Medications to prevent epileptic seizures are called antiepileptics. The goal is to find an effective antiepileptic medication that causes the fewest side effects. Antiepileptic medications prevent seizures in 60% to 70% of people who take them. Although
Absence Epilepsy - Topic Overview
Childhood absence epilepsy develops between ages 4 and 10. It causes very brief absence seizures that may include staring into space, eye fluttering, and slight muscle jerks. Juvenile absence epilepsy develops between ages 10 and 17 and causes similar seizures. Many children with juvenile absence epilepsy have generalized tonic-clonic seizures as well.Both childhood and juvenile absence epilepsy tend to run in families. These types of epilepsy usually respond well to drug therapy.
Lennox-Gastaut Syndrome - Topic Overview
Lennox-Gastaut syndrome is a severe form of childhood epilepsy that causes frequent seizures. Several types of seizures are usually present at the same time, including atonic or tonic seizures. These seizures can cause injury.Lennox-Gastaut syndrome may be caused by a variety of brain injuries. Other problems, such as intellectual disability, delays in physical and intellectual growth, and other mental and physical disabilities, may also be present. The condition can be difficult to treat.
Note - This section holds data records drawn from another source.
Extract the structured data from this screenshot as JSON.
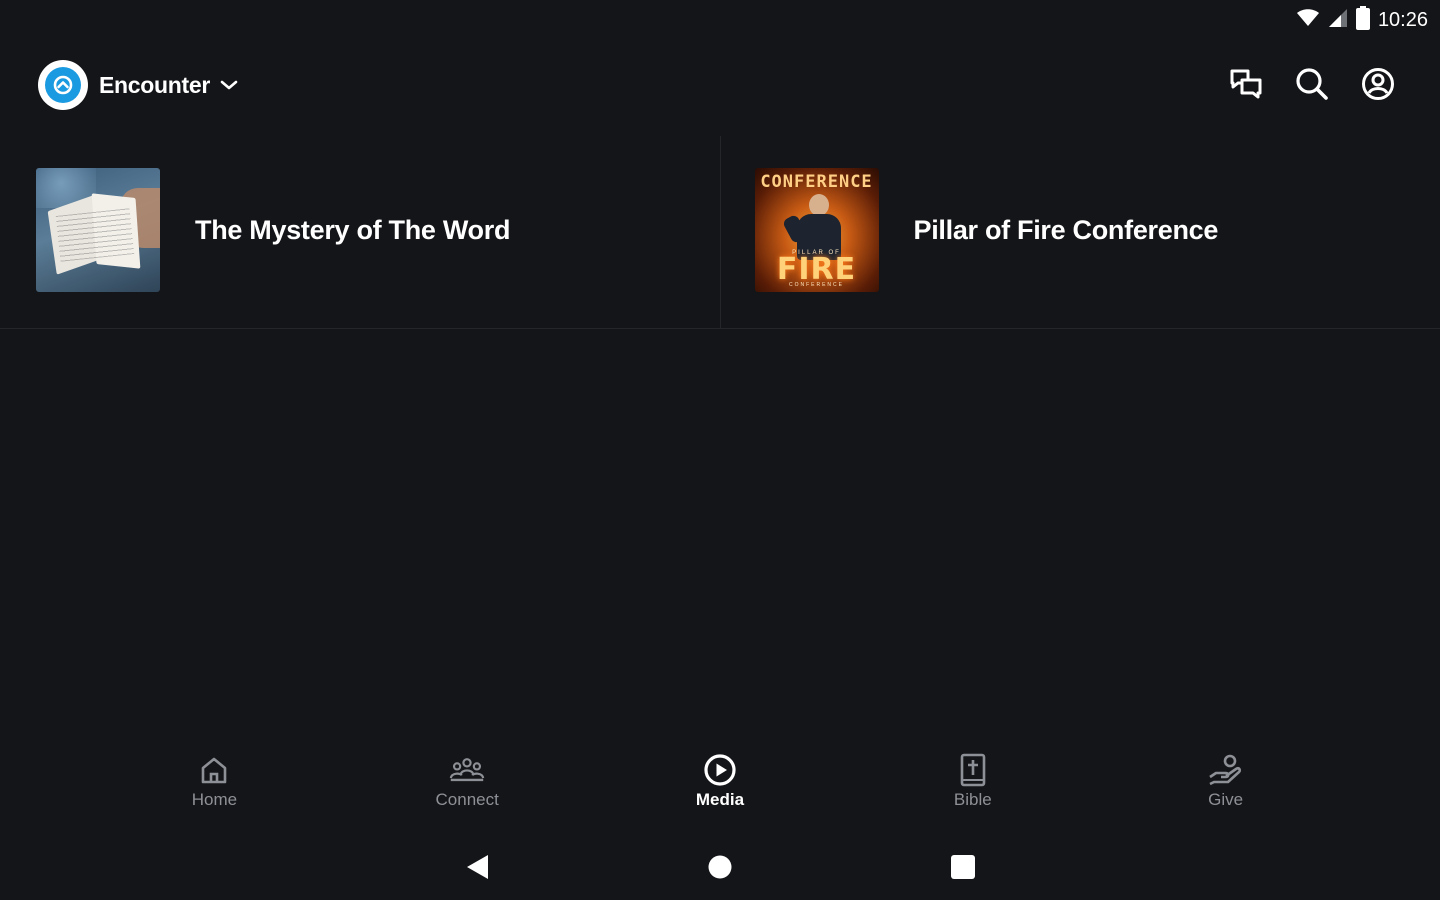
{
  "status_bar": {
    "time": "10:26",
    "icons": [
      "wifi-icon",
      "cell-signal-icon",
      "battery-icon"
    ]
  },
  "app_bar": {
    "church_name": "Encounter",
    "actions": [
      "chat-icon",
      "search-icon",
      "account-icon"
    ]
  },
  "media_items": [
    {
      "title": "The Mystery of The Word"
    },
    {
      "title": "Pillar of Fire Conference",
      "art_text": {
        "top": "CONFERENCE",
        "middle": "PILLAR OF",
        "main": "FIRE",
        "bottom": "CONFERENCE"
      }
    }
  ],
  "bottom_nav": [
    {
      "label": "Home",
      "icon": "home-icon",
      "active": false
    },
    {
      "label": "Connect",
      "icon": "people-icon",
      "active": false
    },
    {
      "label": "Media",
      "icon": "play-circle-icon",
      "active": true
    },
    {
      "label": "Bible",
      "icon": "bible-icon",
      "active": false
    },
    {
      "label": "Give",
      "icon": "give-hand-icon",
      "active": false
    }
  ],
  "system_nav": [
    "back-icon",
    "home-circle-icon",
    "recents-icon"
  ],
  "colors": {
    "background": "#141518",
    "accent": "#1a9ae0",
    "inactive": "#8d9096",
    "active": "#ffffff"
  }
}
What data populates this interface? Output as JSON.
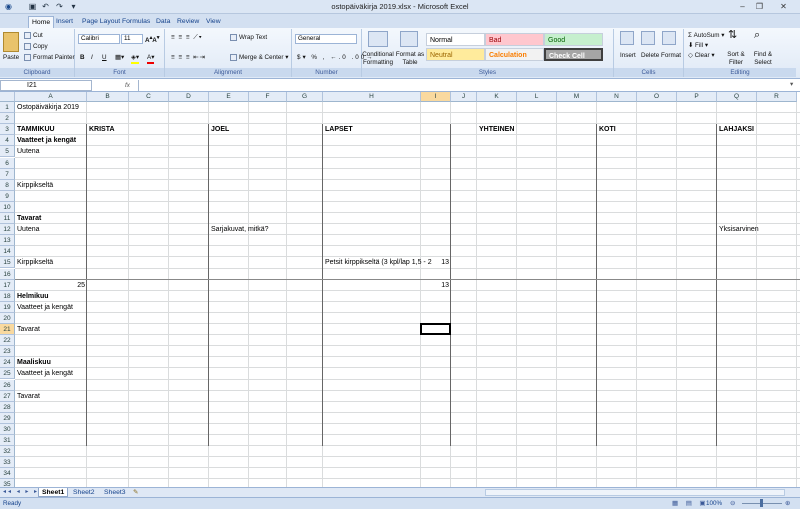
{
  "window": {
    "title": "ostopäiväkirja 2019.xlsx - Microsoft Excel"
  },
  "ribbon_tabs": [
    "Home",
    "Insert",
    "Page Layout",
    "Formulas",
    "Data",
    "Review",
    "View"
  ],
  "ribbon": {
    "clipboard": {
      "label": "Clipboard",
      "paste": "Paste",
      "cut": "Cut",
      "copy": "Copy",
      "format_painter": "Format Painter"
    },
    "font": {
      "label": "Font",
      "font_name": "Calibri",
      "font_size": "11",
      "bold": "B",
      "italic": "I",
      "underline": "U"
    },
    "alignment": {
      "label": "Alignment",
      "wrap_text": "Wrap Text",
      "merge_center": "Merge & Center"
    },
    "number": {
      "label": "Number",
      "format": "General"
    },
    "styles": {
      "label": "Styles",
      "conditional": "Conditional Formatting",
      "format_table": "Format as Table",
      "normal": "Normal",
      "bad": "Bad",
      "good": "Good",
      "neutral": "Neutral",
      "calculation": "Calculation",
      "check_cell": "Check Cell"
    },
    "cells": {
      "label": "Cells",
      "insert": "Insert",
      "delete": "Delete",
      "format": "Format"
    },
    "editing": {
      "label": "Editing",
      "autosum": "AutoSum",
      "fill": "Fill",
      "clear": "Clear",
      "sort_filter": "Sort & Filter",
      "find_select": "Find & Select"
    }
  },
  "formula_bar": {
    "name_box": "I21",
    "fx": "fx",
    "content": ""
  },
  "columns": [
    "A",
    "B",
    "C",
    "D",
    "E",
    "F",
    "G",
    "H",
    "I",
    "J",
    "K",
    "L",
    "M",
    "N",
    "O",
    "P",
    "Q",
    "R"
  ],
  "selected_cell": {
    "col": "I",
    "row": 21
  },
  "cells": [
    {
      "r": 1,
      "c": "A",
      "v": "Ostopäiväkirja 2019"
    },
    {
      "r": 3,
      "c": "A",
      "v": "TAMMIKUU",
      "b": true
    },
    {
      "r": 3,
      "c": "B",
      "v": "KRISTA",
      "b": true
    },
    {
      "r": 3,
      "c": "E",
      "v": "JOEL",
      "b": true
    },
    {
      "r": 3,
      "c": "H",
      "v": "LAPSET",
      "b": true
    },
    {
      "r": 3,
      "c": "K",
      "v": "YHTEINEN",
      "b": true
    },
    {
      "r": 3,
      "c": "N",
      "v": "KOTI",
      "b": true
    },
    {
      "r": 3,
      "c": "Q",
      "v": "LAHJAKSI",
      "b": true
    },
    {
      "r": 4,
      "c": "A",
      "v": "Vaatteet ja kengät",
      "b": true
    },
    {
      "r": 5,
      "c": "A",
      "v": "Uutena"
    },
    {
      "r": 8,
      "c": "A",
      "v": "Kirppikseltä"
    },
    {
      "r": 11,
      "c": "A",
      "v": "Tavarat",
      "b": true
    },
    {
      "r": 12,
      "c": "A",
      "v": "Uutena"
    },
    {
      "r": 12,
      "c": "E",
      "v": "Sarjakuvat, mitkä?"
    },
    {
      "r": 12,
      "c": "Q",
      "v": "Yksisarvinen"
    },
    {
      "r": 15,
      "c": "A",
      "v": "Kirppikseltä"
    },
    {
      "r": 15,
      "c": "H",
      "v": "Petsit kirppikseltä (3 kpl/lap 1,5 - 2"
    },
    {
      "r": 15,
      "c": "I",
      "v": "13",
      "right": true
    },
    {
      "r": 17,
      "c": "A",
      "v": "25",
      "right": true
    },
    {
      "r": 17,
      "c": "I",
      "v": "13",
      "right": true
    },
    {
      "r": 18,
      "c": "A",
      "v": "Helmikuu",
      "b": true
    },
    {
      "r": 19,
      "c": "A",
      "v": "Vaatteet ja kengät"
    },
    {
      "r": 21,
      "c": "A",
      "v": "Tavarat"
    },
    {
      "r": 24,
      "c": "A",
      "v": "Maaliskuu",
      "b": true
    },
    {
      "r": 25,
      "c": "A",
      "v": "Vaatteet ja kengät"
    },
    {
      "r": 27,
      "c": "A",
      "v": "Tavarat"
    }
  ],
  "sheets": [
    "Sheet1",
    "Sheet2",
    "Sheet3"
  ],
  "active_sheet": "Sheet1",
  "status": {
    "ready": "Ready",
    "zoom": "100%"
  }
}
Treatment with medicines, the ketogenic diet, or a type of brain surgery called corpus callosotomy may help control some of the seizures that occur with this syndrome. Most children will continue to have seizures throughout life.
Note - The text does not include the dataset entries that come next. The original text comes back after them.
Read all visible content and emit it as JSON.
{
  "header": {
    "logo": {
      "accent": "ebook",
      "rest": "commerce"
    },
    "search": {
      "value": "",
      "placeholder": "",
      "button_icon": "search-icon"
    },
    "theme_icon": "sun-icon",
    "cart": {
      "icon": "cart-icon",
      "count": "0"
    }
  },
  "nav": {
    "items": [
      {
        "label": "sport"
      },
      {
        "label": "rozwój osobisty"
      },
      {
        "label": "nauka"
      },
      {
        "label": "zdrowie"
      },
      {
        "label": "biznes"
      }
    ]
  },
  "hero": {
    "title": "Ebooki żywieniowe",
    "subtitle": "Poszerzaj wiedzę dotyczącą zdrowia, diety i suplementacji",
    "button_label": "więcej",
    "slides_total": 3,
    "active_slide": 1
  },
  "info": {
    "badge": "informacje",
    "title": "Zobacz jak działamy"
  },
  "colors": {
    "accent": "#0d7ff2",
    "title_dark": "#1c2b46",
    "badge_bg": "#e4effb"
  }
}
Epilepsy: Tonic Seizures - Topic Overview
Tonic seizures are fairly uncommon. They occur mostly in people with Lennox-Gastaut syndrome. This is a severe form of generalized epilepsy that begins in early childhood. (Children with Lennox-Gastaut syndrome may also have atonic seizures.)When a tonic seizure occurs, the muscles in the body contract and the entire body stiffens. This occurs suddenly and without warning. And it often causes the person to fall down.People who have tonic or atonic seizures are likely to be injured when they fall. Children may have to wear helmets and restrict their activities to prevent serious injury.
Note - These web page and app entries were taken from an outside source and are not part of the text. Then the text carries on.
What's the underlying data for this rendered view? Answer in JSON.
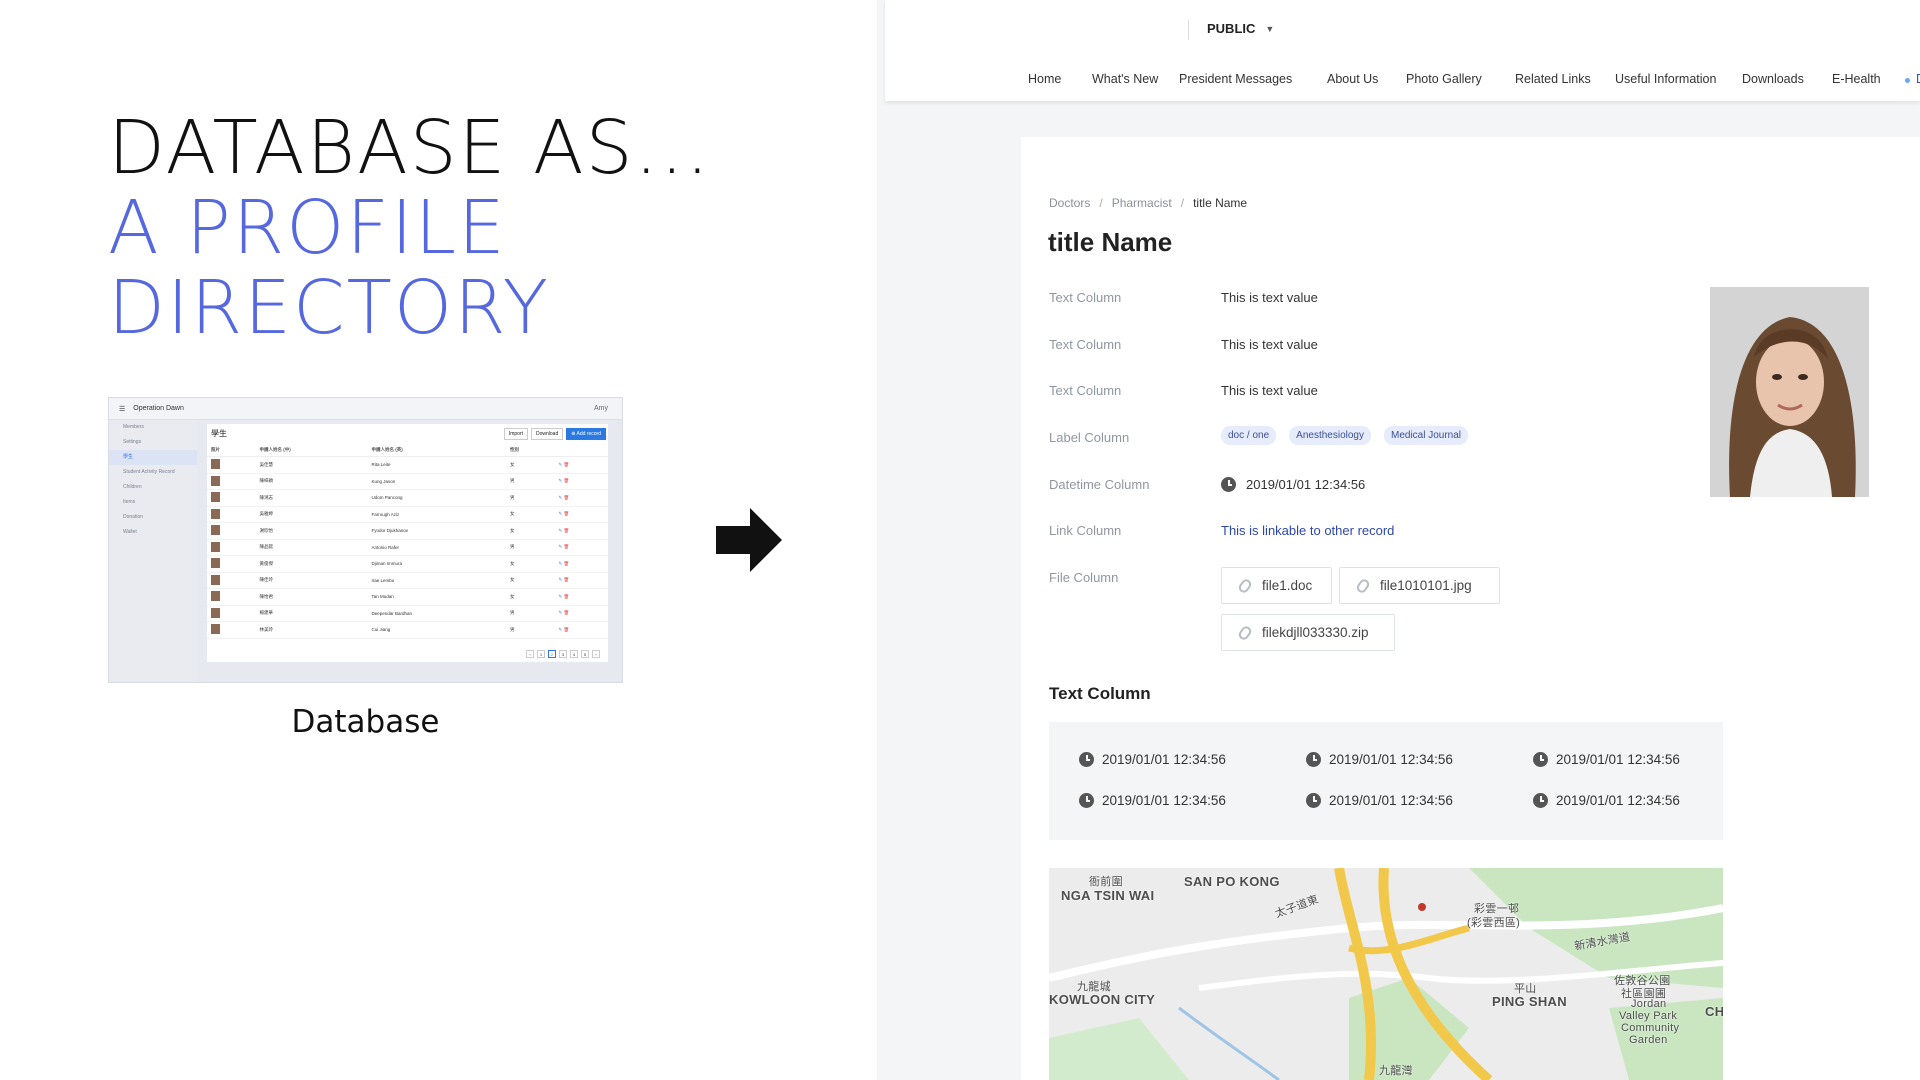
{
  "slide": {
    "heading_line1": "DATABASE AS...",
    "heading_line2": "A PROFILE",
    "heading_line3": "DIRECTORY",
    "caption": "Database"
  },
  "db_thumb": {
    "app_title": "Operation Dawn",
    "user": "Amy",
    "page_title": "學生",
    "buttons": [
      "Import",
      "Download",
      "⊕ Add record"
    ],
    "sidebar": [
      "Members",
      "Settings",
      "學生",
      "Student Activity Record",
      "Children",
      "Items",
      "Donation",
      "Wallet"
    ],
    "columns": [
      "照片",
      "申請人姓名 (中)",
      "申請人姓名 (英)",
      "性別"
    ],
    "rows": [
      [
        "吳佳慧",
        "Rita Leite",
        "女"
      ],
      [
        "陳梓穎",
        "Kung Jason",
        "男"
      ],
      [
        "陳鴻志",
        "Udom Pancong",
        "男"
      ],
      [
        "吳雅婷",
        "Farrough Aziz",
        "女"
      ],
      [
        "謝欣怡",
        "Fyodor Djukhanov",
        "女"
      ],
      [
        "陳品鋐",
        "Antonio Rafer",
        "男"
      ],
      [
        "黃俊傑",
        "Djiman Immura",
        "女"
      ],
      [
        "陳佳玲",
        "Irae Lembu",
        "女"
      ],
      [
        "陳怡君",
        "Tan Mudan",
        "女"
      ],
      [
        "楊建華",
        "Deependar Bardhan",
        "男"
      ],
      [
        "林美玲",
        "Cui Jiang",
        "男"
      ]
    ]
  },
  "shot": {
    "scope": "PUBLIC",
    "nav": [
      "Home",
      "What's New",
      "President Messages",
      "About Us",
      "Photo Gallery",
      "Related Links",
      "Useful Information",
      "Downloads",
      "E-Health",
      "D"
    ],
    "breadcrumb": [
      "Doctors",
      "Pharmacist",
      "title Name"
    ],
    "title": "title Name",
    "fields": [
      {
        "key": "Text Column",
        "value": "This is text value"
      },
      {
        "key": "Text Column",
        "value": "This is text value"
      },
      {
        "key": "Text Column",
        "value": "This is text value"
      },
      {
        "key": "Label Column",
        "tags": [
          "doc / one",
          "Anesthesiology",
          "Medical Journal"
        ]
      },
      {
        "key": "Datetime Column",
        "value": "2019/01/01 12:34:56"
      },
      {
        "key": "Link Column",
        "value": "This is linkable to other record"
      },
      {
        "key": "File Column",
        "files": [
          "file1.doc",
          "file1010101.jpg",
          "filekdjll033330.zip"
        ]
      }
    ],
    "section_title": "Text Column",
    "timestamps": [
      "2019/01/01 12:34:56",
      "2019/01/01 12:34:56",
      "2019/01/01 12:34:56",
      "2019/01/01 12:34:56",
      "2019/01/01 12:34:56",
      "2019/01/01 12:34:56"
    ],
    "map_labels": [
      "衙前圍",
      "NGA TSIN WAI",
      "SAN PO KONG",
      "彩雲一邨",
      "(彩雲西區)",
      "九龍城",
      "KOWLOON CITY",
      "平山",
      "PING SHAN",
      "佐敦谷公園",
      "社區園圃",
      "Jordan",
      "Valley Park",
      "Community",
      "Garden",
      "九龍灣",
      "太子道東",
      "新清水灣道",
      "CH"
    ]
  },
  "colors": {
    "accent_blue": "#5668e0",
    "link": "#2f47a6",
    "tag_bg": "#e6ecfb"
  }
}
Epilepsy - Treatment Overview
Treatment can reduce or prevent seizures in most people who have epilepsy, which can improve the quality of your life. Controlling your epilepsy also lowers the risk of falling and other accidents that can happen when you have a seizure.
Epilepsy: Simple Partial Seizures - Topic Overview
Simple partial seizures occur in children and adults with some forms of epilepsy. They are about half as common as complex partial seizures. The person stays awake and aware during the seizure. The seizure may be only a strange smell or taste, sound or visual disturbance, or feeling of confusion, anxiety, or fear—some people describe these sensations as an aura. The person's arms, face, or hands may briefly stiffen, tingle, flex, or jerk, but this does not always occur. Eyes may blink rapidly during the seizure. The person may cry out or may not be able to speak.Simple partial seizures affect only those muscles or body parts controlled by the specific area of the brain where the seizure begins. After the seizure, the person may feel weak or numb in that area of his or her body (often one side of the face, one hand, or one arm).
Epilepsy: Anterior Temporal Lobectomy - Topic Overview
Anterior temporal lobectomy is the removal of part of one of the brain's temporal lobes. It is the most common type of surgery for epilepsy.Anterior temporal lobectomy is used to treat people with temporal lobe epilepsy, the most common type of epilepsy in adults, when antiepileptic medicines fail to control seizures. Temporal lobe epilepsy usually causes complex partial seizures that begin in the temporal lobe.For a person who has seizures that do not get better with antiepileptic medicines, anterior temporal lobectomy may be a good option. Having surgery may help control epilepsy better than if the person were to keep trying antiepileptic medicines.1